“Whether it’s a hereditary thing, I’m not sure,” the 77-year-old says.

There was no initial stressful event in her life that sparked insomnia. Fifteen years ago, she spent a fortnight at Queen Elizabeth Hospital (now QE Health), where sleep tests were run without conclusive results. She has tried mindfulness, CBT-i, “natural” melatonin, and relaxation techniques like taking herself on a mental journey to the beach. Yet, none work.

“I start my sleep in the marital bed, but then my husband snores, so I get up, make a cup of tea, and sit around and watch the world go by. Then, I’ll go into another bedroom. I try hard not to look at my phone or watch TV.”

There are several prescribed sleeping medications, but Zopiclone is the most common. Photo / 123rf
There are several prescribed sleeping medications, but Zopiclone is the most common. Photo / 123rf

Last week, she had no sleep at all for two nights and still went to work.

Her body is relaxed the next day, but her mind isn’t. She fears insomnia is a “bad habit” that won’t change, and the same goes for relying on sleeping tablets. She has tried going cold turkey but can’t sleep without at least a quarter of a pill. “It’s an addiction.”

“On a good night, three to four hours would be my maximum [sleep]. It is a very serious, difficult problem.”

Madeline Wright says “living on stress” from sleep deprivation saw her hit rock bottom with adrenal fatigue, and she spent hours at a time on the couch.

Her inner work on herself had a more positive impact on her sleep than anything.

Don’t overthink it

For many, inner thoughts are ultimately the key to breaking the insomnia cycle.

Fernando says if you combine sleeplessness with a perfectionist tendency, it’s a “disaster”.

“The more you have rituals, the more you follow the rules, by the time you get to bed, you’re already very tense because you’re preparing for war.”

Pressure to “perform” or worry about insomniacs’ increased risk of diabetes, heart attack, Alzheimer’s, or depression overtakes the best chamomile tea, warm bath or meditation.

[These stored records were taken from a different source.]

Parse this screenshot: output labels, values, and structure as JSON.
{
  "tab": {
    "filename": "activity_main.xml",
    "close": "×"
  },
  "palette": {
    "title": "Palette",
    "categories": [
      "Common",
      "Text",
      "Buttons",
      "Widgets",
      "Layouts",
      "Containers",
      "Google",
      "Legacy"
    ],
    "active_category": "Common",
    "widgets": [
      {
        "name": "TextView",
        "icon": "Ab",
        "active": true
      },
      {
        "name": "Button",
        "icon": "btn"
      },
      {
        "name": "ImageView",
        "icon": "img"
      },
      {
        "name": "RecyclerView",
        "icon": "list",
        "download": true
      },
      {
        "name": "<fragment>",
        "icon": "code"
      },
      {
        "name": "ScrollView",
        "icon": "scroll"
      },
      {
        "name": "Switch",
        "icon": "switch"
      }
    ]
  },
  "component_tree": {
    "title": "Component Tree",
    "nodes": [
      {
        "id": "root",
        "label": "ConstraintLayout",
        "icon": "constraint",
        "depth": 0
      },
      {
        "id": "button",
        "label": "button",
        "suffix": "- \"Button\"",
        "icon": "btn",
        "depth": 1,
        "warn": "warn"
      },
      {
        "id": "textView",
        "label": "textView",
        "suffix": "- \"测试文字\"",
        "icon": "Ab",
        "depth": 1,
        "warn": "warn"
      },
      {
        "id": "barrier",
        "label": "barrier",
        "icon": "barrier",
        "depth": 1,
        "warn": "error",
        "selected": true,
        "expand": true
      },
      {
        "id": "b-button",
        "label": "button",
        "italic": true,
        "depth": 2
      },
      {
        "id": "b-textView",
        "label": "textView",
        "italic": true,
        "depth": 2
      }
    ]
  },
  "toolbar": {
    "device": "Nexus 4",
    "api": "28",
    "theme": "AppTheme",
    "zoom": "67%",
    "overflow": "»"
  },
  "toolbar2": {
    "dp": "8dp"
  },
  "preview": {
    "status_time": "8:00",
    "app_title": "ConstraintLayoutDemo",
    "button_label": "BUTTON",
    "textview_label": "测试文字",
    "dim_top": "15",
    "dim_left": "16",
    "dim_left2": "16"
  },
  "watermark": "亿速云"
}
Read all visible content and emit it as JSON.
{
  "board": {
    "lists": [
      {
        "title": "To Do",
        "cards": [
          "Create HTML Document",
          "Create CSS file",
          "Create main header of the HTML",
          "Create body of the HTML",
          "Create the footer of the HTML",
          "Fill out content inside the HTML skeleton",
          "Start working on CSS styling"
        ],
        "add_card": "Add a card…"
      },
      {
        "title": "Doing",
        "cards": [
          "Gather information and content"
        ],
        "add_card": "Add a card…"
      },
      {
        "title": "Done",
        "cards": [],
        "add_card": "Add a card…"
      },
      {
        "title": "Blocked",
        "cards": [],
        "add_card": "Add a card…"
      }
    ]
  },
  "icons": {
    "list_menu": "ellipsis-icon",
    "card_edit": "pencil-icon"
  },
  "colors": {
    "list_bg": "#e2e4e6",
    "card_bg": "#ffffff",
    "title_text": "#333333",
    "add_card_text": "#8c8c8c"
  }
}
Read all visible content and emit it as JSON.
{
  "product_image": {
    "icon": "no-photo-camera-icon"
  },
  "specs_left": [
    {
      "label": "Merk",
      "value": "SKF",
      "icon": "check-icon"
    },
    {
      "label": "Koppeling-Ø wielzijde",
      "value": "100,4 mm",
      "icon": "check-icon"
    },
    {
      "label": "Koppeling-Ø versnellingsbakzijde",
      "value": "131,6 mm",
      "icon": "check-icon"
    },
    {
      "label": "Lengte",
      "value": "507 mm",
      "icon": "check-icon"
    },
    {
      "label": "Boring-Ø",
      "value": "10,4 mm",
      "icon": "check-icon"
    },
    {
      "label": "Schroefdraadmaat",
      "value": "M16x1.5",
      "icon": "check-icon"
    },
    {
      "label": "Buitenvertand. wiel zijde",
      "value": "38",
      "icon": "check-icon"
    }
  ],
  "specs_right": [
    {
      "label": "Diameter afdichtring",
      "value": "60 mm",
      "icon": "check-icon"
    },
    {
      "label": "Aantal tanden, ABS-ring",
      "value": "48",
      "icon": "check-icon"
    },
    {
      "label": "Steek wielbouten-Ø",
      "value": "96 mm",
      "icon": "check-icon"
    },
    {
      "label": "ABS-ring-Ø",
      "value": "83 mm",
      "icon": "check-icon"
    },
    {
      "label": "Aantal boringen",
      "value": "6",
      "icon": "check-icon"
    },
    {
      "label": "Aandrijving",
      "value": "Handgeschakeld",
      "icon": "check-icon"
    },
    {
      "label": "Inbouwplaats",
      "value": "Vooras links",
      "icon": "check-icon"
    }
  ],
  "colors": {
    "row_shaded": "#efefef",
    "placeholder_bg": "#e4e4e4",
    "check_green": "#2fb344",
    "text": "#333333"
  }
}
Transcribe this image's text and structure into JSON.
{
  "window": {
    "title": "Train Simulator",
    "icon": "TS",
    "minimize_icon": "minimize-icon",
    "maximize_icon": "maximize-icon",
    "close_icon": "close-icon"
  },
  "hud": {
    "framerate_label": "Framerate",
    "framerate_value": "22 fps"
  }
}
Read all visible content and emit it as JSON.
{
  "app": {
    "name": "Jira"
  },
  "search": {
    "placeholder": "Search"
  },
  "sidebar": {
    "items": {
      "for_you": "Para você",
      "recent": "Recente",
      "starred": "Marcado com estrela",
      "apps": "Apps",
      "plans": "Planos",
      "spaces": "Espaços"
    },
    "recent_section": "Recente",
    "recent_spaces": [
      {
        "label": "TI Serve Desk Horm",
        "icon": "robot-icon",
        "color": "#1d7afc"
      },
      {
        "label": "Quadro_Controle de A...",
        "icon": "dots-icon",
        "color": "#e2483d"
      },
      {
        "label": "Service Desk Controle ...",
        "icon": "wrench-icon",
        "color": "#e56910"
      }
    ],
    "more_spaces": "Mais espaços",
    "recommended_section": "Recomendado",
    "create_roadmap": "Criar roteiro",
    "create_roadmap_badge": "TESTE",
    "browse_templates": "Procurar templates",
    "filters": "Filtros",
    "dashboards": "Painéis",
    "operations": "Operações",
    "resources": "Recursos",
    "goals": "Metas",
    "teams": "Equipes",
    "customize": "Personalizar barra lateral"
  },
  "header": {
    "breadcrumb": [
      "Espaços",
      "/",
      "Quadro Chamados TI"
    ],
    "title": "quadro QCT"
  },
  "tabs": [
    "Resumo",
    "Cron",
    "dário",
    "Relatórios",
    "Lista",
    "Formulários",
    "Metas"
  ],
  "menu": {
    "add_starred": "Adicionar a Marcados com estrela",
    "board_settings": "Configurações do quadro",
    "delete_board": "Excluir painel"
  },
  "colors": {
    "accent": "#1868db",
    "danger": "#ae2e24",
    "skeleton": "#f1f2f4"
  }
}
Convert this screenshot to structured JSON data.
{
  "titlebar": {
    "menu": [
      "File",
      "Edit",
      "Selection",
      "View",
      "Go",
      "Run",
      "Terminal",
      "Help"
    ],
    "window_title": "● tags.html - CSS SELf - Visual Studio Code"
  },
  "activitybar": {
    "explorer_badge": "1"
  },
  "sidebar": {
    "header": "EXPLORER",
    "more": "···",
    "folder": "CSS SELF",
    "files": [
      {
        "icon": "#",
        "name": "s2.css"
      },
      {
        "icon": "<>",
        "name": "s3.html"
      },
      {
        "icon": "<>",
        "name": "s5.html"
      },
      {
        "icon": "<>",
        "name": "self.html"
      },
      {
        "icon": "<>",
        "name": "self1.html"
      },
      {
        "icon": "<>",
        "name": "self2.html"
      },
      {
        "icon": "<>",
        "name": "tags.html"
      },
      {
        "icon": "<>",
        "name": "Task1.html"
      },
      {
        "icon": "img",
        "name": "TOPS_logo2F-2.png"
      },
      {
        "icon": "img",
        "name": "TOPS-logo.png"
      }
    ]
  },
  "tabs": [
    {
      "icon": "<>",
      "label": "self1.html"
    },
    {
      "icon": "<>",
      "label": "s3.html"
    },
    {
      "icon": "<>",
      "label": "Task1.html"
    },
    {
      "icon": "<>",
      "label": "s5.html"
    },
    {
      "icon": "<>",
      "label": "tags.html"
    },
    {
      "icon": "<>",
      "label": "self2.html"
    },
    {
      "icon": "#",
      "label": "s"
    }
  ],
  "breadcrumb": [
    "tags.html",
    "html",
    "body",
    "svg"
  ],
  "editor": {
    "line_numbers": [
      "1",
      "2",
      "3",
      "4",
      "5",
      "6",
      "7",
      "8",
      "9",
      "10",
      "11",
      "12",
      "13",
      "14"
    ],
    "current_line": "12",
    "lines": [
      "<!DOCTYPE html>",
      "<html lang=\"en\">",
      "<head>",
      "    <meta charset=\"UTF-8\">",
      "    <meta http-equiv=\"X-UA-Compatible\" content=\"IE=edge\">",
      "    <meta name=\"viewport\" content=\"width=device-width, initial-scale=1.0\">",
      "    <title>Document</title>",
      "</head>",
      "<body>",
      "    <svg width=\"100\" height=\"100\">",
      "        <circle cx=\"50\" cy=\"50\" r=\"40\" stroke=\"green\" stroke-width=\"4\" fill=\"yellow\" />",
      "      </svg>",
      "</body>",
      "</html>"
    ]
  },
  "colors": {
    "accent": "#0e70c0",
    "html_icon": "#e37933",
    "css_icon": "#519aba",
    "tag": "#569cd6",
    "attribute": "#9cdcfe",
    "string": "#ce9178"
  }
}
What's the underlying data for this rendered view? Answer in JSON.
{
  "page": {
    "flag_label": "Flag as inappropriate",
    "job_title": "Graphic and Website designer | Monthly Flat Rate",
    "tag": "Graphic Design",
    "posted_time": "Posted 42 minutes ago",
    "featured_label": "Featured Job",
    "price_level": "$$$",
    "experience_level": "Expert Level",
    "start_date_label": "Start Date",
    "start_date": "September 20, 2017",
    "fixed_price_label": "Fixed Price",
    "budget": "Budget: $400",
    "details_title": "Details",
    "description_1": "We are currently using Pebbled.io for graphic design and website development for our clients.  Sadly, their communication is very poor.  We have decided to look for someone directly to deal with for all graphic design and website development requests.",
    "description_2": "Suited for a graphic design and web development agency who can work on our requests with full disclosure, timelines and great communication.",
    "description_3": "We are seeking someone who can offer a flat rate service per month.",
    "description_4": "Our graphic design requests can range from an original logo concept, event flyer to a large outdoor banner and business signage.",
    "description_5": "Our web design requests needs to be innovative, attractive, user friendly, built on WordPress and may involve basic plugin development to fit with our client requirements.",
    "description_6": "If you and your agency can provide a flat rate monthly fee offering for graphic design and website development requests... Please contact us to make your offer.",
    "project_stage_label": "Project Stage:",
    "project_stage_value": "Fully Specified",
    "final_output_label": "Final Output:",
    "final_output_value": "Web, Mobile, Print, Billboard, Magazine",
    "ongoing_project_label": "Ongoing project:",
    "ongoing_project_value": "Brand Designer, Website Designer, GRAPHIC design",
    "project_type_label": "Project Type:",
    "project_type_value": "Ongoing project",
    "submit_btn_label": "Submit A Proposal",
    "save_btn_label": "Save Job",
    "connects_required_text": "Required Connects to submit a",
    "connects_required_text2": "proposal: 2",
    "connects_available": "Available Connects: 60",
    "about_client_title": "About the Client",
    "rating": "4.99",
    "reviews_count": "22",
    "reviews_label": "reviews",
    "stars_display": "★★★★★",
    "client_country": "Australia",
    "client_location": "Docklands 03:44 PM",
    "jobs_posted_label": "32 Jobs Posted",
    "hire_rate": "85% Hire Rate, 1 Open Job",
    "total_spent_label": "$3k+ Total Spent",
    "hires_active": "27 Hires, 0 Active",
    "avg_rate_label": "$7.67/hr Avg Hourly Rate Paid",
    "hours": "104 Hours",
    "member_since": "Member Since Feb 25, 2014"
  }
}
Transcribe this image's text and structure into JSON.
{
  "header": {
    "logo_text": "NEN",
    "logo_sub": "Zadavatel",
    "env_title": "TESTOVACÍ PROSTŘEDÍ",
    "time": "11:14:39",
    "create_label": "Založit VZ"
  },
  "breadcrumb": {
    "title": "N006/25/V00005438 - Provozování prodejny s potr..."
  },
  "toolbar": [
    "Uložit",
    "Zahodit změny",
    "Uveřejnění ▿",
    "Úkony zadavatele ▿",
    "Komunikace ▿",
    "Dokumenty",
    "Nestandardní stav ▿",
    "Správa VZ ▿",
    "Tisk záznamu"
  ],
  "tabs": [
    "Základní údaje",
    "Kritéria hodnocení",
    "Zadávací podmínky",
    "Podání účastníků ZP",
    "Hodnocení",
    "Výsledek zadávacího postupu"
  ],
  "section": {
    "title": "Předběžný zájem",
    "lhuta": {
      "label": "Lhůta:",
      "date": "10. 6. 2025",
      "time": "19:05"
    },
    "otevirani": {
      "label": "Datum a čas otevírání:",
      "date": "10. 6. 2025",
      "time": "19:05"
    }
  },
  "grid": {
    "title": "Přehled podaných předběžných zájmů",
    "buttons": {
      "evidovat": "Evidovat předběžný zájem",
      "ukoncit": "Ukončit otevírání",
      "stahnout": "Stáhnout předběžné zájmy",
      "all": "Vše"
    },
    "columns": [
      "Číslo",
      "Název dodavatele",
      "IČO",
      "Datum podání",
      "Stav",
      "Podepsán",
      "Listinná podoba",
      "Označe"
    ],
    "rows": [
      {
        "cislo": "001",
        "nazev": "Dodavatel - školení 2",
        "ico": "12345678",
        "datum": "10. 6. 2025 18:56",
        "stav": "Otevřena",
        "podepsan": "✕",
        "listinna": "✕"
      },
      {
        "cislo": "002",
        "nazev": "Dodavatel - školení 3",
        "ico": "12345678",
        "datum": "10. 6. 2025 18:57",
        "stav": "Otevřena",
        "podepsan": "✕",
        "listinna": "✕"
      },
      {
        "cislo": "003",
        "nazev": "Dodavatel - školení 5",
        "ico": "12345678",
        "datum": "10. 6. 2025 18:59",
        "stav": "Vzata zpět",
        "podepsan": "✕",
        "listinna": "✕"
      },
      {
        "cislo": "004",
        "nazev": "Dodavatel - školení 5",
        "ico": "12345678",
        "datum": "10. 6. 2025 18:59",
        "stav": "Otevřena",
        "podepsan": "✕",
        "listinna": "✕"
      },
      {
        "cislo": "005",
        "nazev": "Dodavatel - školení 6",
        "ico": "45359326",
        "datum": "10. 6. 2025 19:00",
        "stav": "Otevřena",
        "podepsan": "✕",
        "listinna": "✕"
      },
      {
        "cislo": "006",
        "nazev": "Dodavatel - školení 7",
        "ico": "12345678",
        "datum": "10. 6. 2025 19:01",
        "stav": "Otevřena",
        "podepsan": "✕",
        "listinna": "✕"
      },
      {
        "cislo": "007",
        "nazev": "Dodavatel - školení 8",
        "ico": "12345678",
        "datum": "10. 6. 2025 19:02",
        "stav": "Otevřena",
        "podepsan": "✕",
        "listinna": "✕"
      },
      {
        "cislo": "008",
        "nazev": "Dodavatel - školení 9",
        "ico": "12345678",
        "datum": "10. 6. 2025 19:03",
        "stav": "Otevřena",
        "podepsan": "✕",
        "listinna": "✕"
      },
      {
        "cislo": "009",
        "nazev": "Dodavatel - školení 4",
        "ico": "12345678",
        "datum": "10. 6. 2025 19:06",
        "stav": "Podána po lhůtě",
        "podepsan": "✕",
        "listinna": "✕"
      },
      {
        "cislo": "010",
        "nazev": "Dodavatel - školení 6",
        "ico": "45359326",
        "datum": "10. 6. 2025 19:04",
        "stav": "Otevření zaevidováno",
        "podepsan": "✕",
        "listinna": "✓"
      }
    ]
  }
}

“Many people now are becoming what you call ‘sleep anxious’.

“When there’s a threat, it’s normal for the brain not to want to sleep because the brain is wired to protect the individual.”

Fernando says people also feel “entitled” to sleep for long periods, which makes their brains tense.

It’s common to wake up in the middle of the night, and quite usual. “Have a cup of tea, read, pray, meditate, and chances are, sleep will come. Sleep will naturally come when you are not thinking about it.”

“Catastrophising” means that being awake will mean no sleep.

“When people work themselves up because of a sleep issue, they suffer much more than just their insomnia. Our attitude towards insomnia is critical.”

According to Pharmac data, the total number of prescriptions dispensed for sleeping tablets in the 2022/23 financial year was 796,676. This includes melatonin, temazepam, triazolam and zopiclone (most prescribed).

Dr Alex Bartle’s tips

# Go to bed later: The kneejerk response by most people with insomnia is to go to bed earlier. “If I go to bed at 10pm and can’t sleep until midnight, I’ll go to bed at 9pm and be asleep at 11pm”. It doesn’t work like that, says Bartle. Go to bed at midnight, and you’ll sleep quicker.

# Get outside in the morning: Immersing yourself in outdoor light is helpful for sleep, especially in the morning. Outside light is the key to changing the circadian rhythm.

# Avoid too much alcohol: Three to four units of alcohol will get you to sleep earlier, but it will wake you more.

# Avoid screen time: 30-60 minutes before bed unless you’re reading on an e-reader.

# Don’t clock watch: Most people wake two to three times a night without recalling waking. The thing that gets in the way of this is looking at the clock. Clock-watching has an emotional response, which is not helpful for sleeping.

# Practice journaling: Externalise your worries by writing them down before bed. In addition, writing a to-do plan for the next day is also helpful.

Carly Gibbs is a weekend magazine writer for the Bay of Plenty Times and Rotorua Daily Post and has been a journalist for two decades. She is a former news and feature writer, for which she’s been both an award finalist and winner.